▶ Problem:
Search each line of the data for the word "Class"; copy every line where it is found.

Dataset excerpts
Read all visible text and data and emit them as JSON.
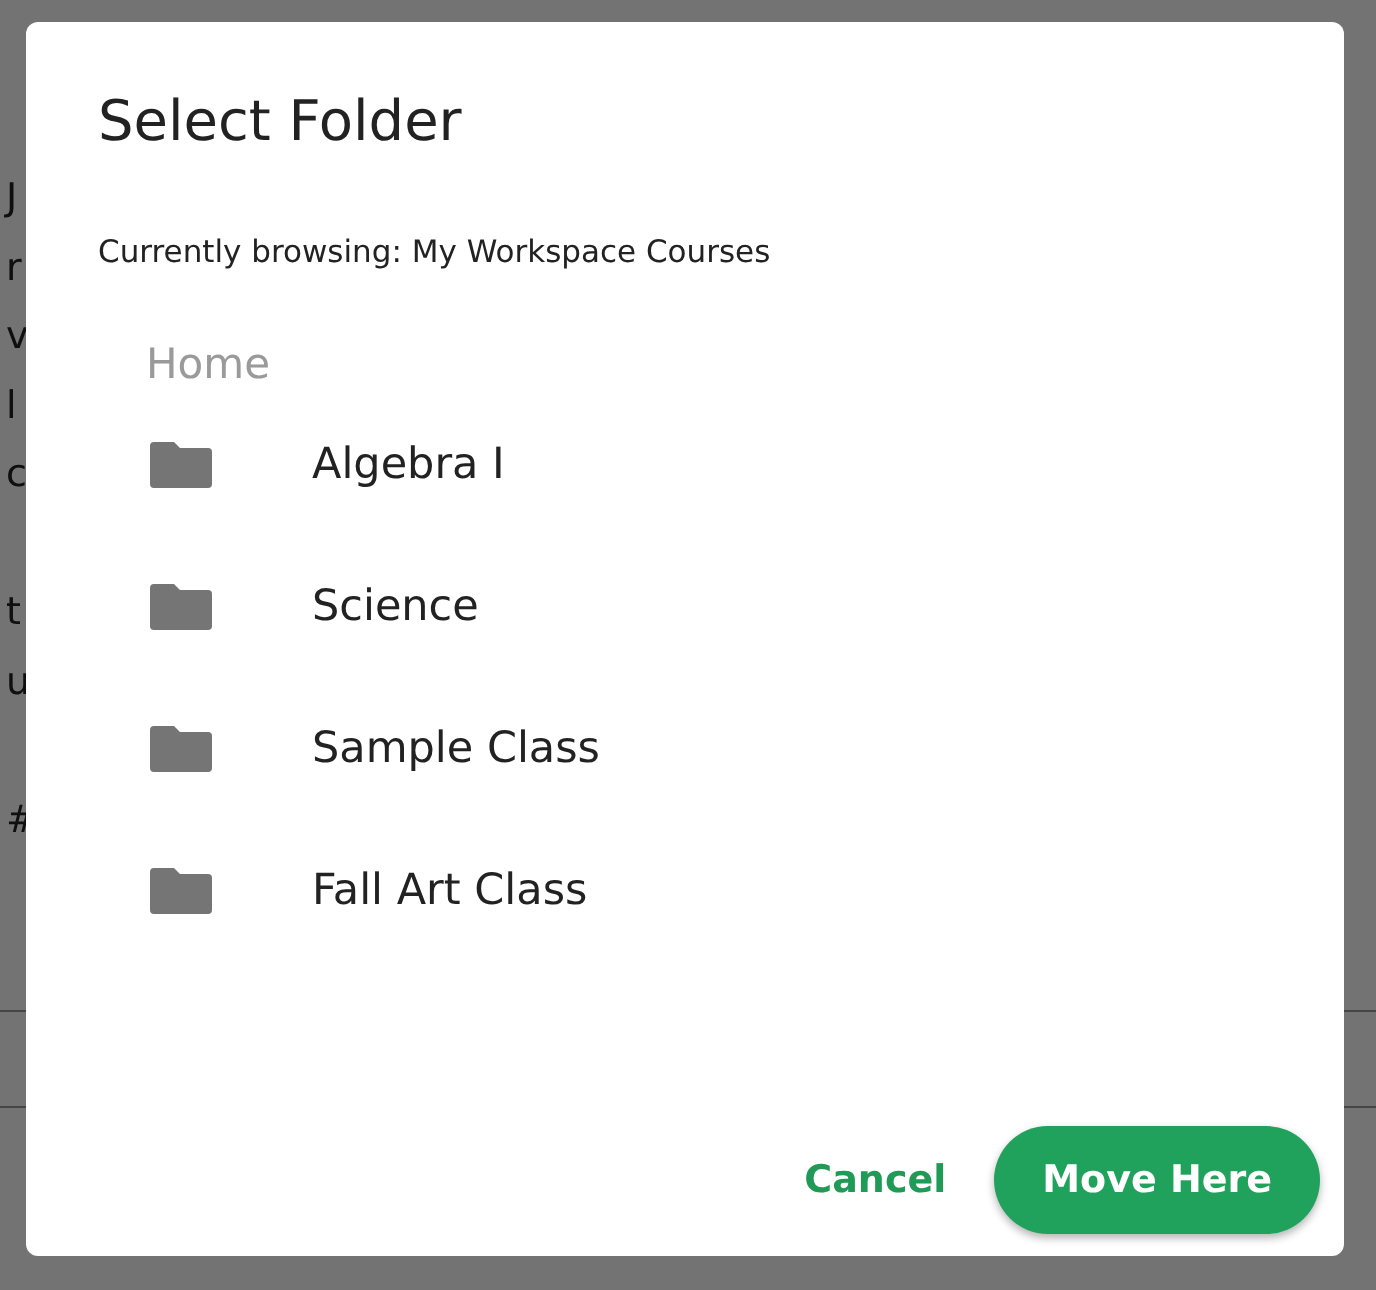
{
  "background_text": [
    [
      "J",
      "r",
      "v",
      "l",
      "c"
    ],
    [
      "t",
      "u"
    ],
    [
      "#"
    ]
  ],
  "dialog": {
    "title": "Select Folder",
    "subtitle": "Currently browsing: My Workspace Courses",
    "breadcrumb": "Home",
    "folders": [
      {
        "name": "Algebra I"
      },
      {
        "name": "Science"
      },
      {
        "name": "Sample Class"
      },
      {
        "name": "Fall Art Class"
      }
    ],
    "buttons": {
      "cancel": "Cancel",
      "confirm": "Move Here"
    }
  }
}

▶ Written solution:
        "name": "Sample Class"
        "name": "Fall Art Class"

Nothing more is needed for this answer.